Over the past few years we have seen firewalls fail repeatedly. We have seen business disrupted, security thwarted, and reputations damaged by the failure of the very devices meant to prevent such catastrophes from happening.

These failures have been caused by a change in tactics from invaders who no longer seek to find a way through or over the walls, but who simply batter it down instead.

A combination of traditional network-layer attacks and modern application-layer attacks have become a force to be reckoned with, which traditional security solutions like network firewalls, intrusion prevention systems (IPS) or antivirus software firewalls are often no longer equipped to handle.

Encrypted traffic flowing into and out of the data centre often bypasses security solutions entirely, leaving another potential source of a breach unaddressed.

Performance is also being impeded by the sheer number of devices required to implement all the different layers of security needed, which increases costs while impairing performance.

Re-think security strategy

While it is certainly possible to redress application layer attacks such as DDoS attacks with yet another point solution, it has always been the case that every additional device through which traffic must pass between the client and the server introduces not only latency – which impedes optimal performance – but also another point of failure.

It is much more efficient in terms of performance and provides a higher level of fault tolerance to reduce the number of devices in the path between client and server.

An advanced application delivery platform, with an internally integrated, high-speed interconnect across network and application-focused solutions, provides a single point at which application and network layer protections can be
applied, without introducing additional points of failure or latency.

What companies ultimately need is defence in breadth – the height of the stack – to assure availability and security using a more intelligent, unified security strategy that moves beyond the network, to encompass potential attacks at every level of their infrastructure including the application layer.

With hundreds of thousands of web applications available today across any number of devices, including smartphones and tablets, this area in particular poses a real threat for organisations, one they need to address as a priority.

Tips for resellers

• Understand today’s security landscape and the rapidly evolving scope of cyber attacks which threaten New Zealand businesses so you can discuss this authoritatively with your customers and prospects

• Be equipped to educate companies about the range of security attacks that have the potential to threaten their business such as DDoS attacks including conventional network attacks, HTTP and SSL floods, which target firewalls, web services and applications.

• While HTTP floods currently account for over 80% of today’s attacks, expect simple network attacks to make a resurgence as they are combined with HTTP floods into sophisticated multi-stage attacks that achieve denial-of-service.

• Attacks are so ubiquitous today that many sites are constantly under some form of traffic attack, 24 hours a day, 365 days a year. Make sure New Zealand companies are aware that they are vulnerable to cyber attacks no matter what size their organisation is.

Check out the February edition of The Channel which includes 15 pages on security for the New Zealand reseller channel.

Follow Us
on Google+
Sponsored

Review: Rapoo 6610 Wireless Mouse

NetGuide Rapoo have released another mouse onto the market.
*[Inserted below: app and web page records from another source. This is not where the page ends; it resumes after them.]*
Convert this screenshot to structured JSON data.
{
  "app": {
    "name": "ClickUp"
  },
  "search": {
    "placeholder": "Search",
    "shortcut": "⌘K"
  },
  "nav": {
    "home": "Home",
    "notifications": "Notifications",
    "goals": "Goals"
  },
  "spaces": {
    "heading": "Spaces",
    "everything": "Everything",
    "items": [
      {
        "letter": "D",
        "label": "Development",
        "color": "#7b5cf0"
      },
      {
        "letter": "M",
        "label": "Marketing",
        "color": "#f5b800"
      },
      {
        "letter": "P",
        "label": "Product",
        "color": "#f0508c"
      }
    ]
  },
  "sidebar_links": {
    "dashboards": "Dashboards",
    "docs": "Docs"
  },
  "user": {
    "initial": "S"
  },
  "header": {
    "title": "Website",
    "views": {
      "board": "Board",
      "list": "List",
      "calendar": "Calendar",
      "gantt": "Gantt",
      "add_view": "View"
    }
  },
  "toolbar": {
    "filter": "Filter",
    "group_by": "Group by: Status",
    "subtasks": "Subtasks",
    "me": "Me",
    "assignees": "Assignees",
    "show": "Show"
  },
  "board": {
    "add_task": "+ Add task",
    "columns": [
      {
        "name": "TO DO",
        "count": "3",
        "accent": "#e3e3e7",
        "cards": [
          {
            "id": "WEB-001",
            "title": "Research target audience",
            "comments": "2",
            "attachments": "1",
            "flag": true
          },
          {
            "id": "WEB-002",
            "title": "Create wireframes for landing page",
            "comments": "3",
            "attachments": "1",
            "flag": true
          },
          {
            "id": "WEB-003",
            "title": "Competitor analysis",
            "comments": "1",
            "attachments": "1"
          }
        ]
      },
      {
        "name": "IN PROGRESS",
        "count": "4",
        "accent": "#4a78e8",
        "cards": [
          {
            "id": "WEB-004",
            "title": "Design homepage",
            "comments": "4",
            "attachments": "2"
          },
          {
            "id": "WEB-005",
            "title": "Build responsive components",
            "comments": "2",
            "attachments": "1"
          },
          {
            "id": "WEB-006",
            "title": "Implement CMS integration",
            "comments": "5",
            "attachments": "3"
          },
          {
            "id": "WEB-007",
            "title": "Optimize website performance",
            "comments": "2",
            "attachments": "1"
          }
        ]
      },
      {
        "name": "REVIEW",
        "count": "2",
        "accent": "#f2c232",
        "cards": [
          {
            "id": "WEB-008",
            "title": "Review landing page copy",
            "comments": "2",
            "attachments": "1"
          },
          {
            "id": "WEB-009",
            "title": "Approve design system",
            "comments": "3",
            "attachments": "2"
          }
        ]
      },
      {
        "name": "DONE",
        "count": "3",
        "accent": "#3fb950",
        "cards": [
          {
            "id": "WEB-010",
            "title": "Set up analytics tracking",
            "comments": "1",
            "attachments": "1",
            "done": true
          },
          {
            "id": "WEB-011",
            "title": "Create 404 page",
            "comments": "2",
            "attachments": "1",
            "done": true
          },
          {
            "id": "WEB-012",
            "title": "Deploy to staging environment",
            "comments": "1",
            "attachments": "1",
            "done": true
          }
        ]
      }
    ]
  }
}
The 6610 will work in pretty much any environment as it comes with Bluetooth 3.0 and a nano receiver which allows it to use a dongle (included) for non-Bluetooth machines.   Read More →